After the massive victory for the BJP-led NDA coalition in the 2019 General Elections, the general sentiment was that India had voted for stability. This was evident from Inc42’s interactions with startup founders, investors as well as ecosystem stakeholders over the past week.
But we wanted to go beyond just talking to a few startup founders and throw the floor open to the entire startup ecosystem in India. The Inc42 survey that sought to understand the startup ecosystem’s expectations from the Narendra Modi-led government, has thrown up some interesting insights.
Overall, startups stated that they want more regulations in certain aspects of the startup ecosystem, and many sought more clarity on matters such as Angel Tax or tax breaks for startups. Additionally, many of the respondents were concerned about the slow pace of the Indian bureaucracy, as well as skill development targets for India and the lack of seed and late-stage funding.
What Does Indian Startup Ecosystem Want From The New Government?
As the new cabinet was sworn in this week and PM Modi takes charge for a second term, it’s time to understand what the startup ecosystem expects from the new government including the high priority infrastructure changes and improvements in the Startup India initiative. The survey was addressed to all stakeholders in the ecosystem, including startup founders, VCs, angel investors, incubators and more.
When asked about the top priority for the new government, the Indian startup ecosystem’s responses were overwhelmingly in favour of improving the seed and late stage funding prospects in the ecosystem. A whopping 62.8% of respondents wanted the government to boost seed and late stage funding as a top priority.
Among the other top priorities, startups calling for angel tax to be abolished (44.20%) was neck and neck with startups asking for GST exemption for startup products (45.35%).
Surprisingly, the startups that responded to the survey were not overly concerned about the economic slowdown that many experts expect will arrive. Economic growth slowed to 6.6% in the quarter ending December, the slowest in six quarters. Just 12.8% of respondents said that ‘tackling the expected economic slowdown’ should be the government’s top priority.
The Startup India programme has been the biggest government-sanctioned boost for the ecosystem. This is best reflected in the growth of the ecosystem in the past five years. However, startups still believe that the Startup India programme has some gaps that need to be addressed. The highest expectation in terms of improvements was towards funding and incubation support. 45.3% of respondents called for more state-level funding and incubator support, while 44.2% of startups wanted increased funding through the Startup India Fund of Funds.
The Indian startup ecosystem has come a long way over the past decade and we are entering a golden age for startups where growth is likely to come faster thanks to the infrastructure already in place. That being said, there’s a lot of room for improvement in many areas. For startups, the biggest infrastructural hurdle is the cost of doing business, with 81.4% of respondents calling it a major obstacle.
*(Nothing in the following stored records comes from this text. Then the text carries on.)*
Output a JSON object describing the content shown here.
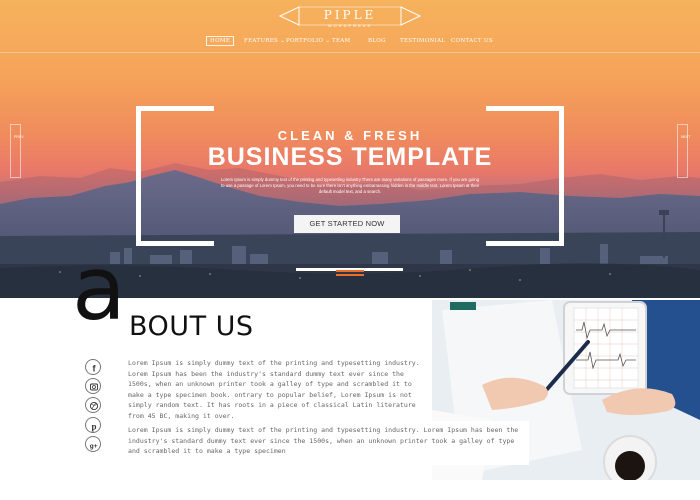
{
  "brand": {
    "name": "PIPLE",
    "tagline": "WORDPRESS"
  },
  "nav": {
    "items": [
      {
        "label": "HOME",
        "active": true
      },
      {
        "label": "FEATURES",
        "has_dropdown": true
      },
      {
        "label": "PORTFOLIO",
        "has_dropdown": true
      },
      {
        "label": "TEAM"
      },
      {
        "label": "BLOG"
      },
      {
        "label": "TESTIMONIAL"
      },
      {
        "label": "CONTACT US"
      }
    ]
  },
  "hero": {
    "prev_label": "PREV",
    "next_label": "NEXT",
    "subtitle": "CLEAN & FRESH",
    "title": "BUSINESS TEMPLATE",
    "description": "Lorem Ipsum is simply dummy text of the printing and typesetting industry.There are many variations of passages more. If you are going to use a passage of Lorem Ipsum, you need to be sure there isn't anything embarrassing hidden in the middle text. Lorem Ipsum at their default model text, and a search.",
    "cta_label": "GET STARTED NOW",
    "colors": {
      "accent": "#e96f2a",
      "sky_top": "#f6b25c",
      "sky_mid": "#f08c5c",
      "mountains": "#4a5770"
    }
  },
  "about": {
    "big_letter": "a",
    "title": "BOUT US",
    "paragraph_1": "Lorem Ipsum is simply dummy text of the printing and typesetting industry. Lorem Ipsum has been the industry's standard dummy text ever since the 1500s, when an unknown printer took a galley of type and scrambled it to make a type specimen book. ontrary to popular belief, Lorem Ipsum is not simply random text. It has roots in a piece of classical Latin literature from 45 BC, making it over.",
    "paragraph_2": "Lorem Ipsum is simply dummy text of the printing and typesetting industry. Lorem Ipsum has been the industry's standard dummy text ever since the 1500s, when an unknown printer took a galley of type and scrambled it to make a type specimen",
    "social_icons": [
      "facebook-icon",
      "instagram-icon",
      "dribbble-icon",
      "pinterest-icon",
      "google-plus-icon"
    ],
    "image": "hands-with-tablet-and-pen-photo"
  }
}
The slow pace of bureaucracy was the second biggest in terms of votes with 74.4% respondents calling for an immediate overhaul in this sphere. Other issues on the radar of startups from an infrastructural point of view were India’s low per capita income (43.0% respondents) and logistics issues (39.5%).
Of course, startups are not just about government policy, funding and incentives. They are built by people and talent, so developing these is crucial for a tech-dependent ecosystem. Most startup respondents (65.1%) wanted more institutes teaching entrepreneurial skills, while upskilling programmes for the workforce at the state level earned 61.6% of the votes in the survey.
The New Government’s Promises For Startups
In its election manifesto, the Bharatiya Janata Party has promised an investment of INR 100 Lakh Cr ($14.36 Bn) in the infrastructure sector during the next five years. The major promises made in the manifesto were:
- Facilitating the establishment of 50,000 new startups in the nation by 2024
- Creating 100 Innovation Zones in Urban Local Bodies (ULBs)
- Setting up 500 new incubators and accelerators by 2024
- To promote and encourage Startups through the creation of a ‘Seed Startup Fund’ of INR 20,000 Cr
- To launch a new scheme to provide collateral-free credit up to INR 50 lakh for entrepreneurs. Of this, the party will guarantee 50% of the loan amount for female entrepreneurs and 25% of the loan amount for male entrepreneurs
- To setup new ‘Entrepreneurial Northeast’ scheme to provide financial support to the micro, small and medium industries and for employment generation in the Northeastern state
- To take the number of beneficiaries of Mudra loans up to 30 Cr
- Easing the regulatory requirement for startups
- Targeting time spent on tax compliance at 1 hour per month
While the promises, as always, are great in number, it remains to be seen how many of these are followed through by the new government, which was sworn in this week.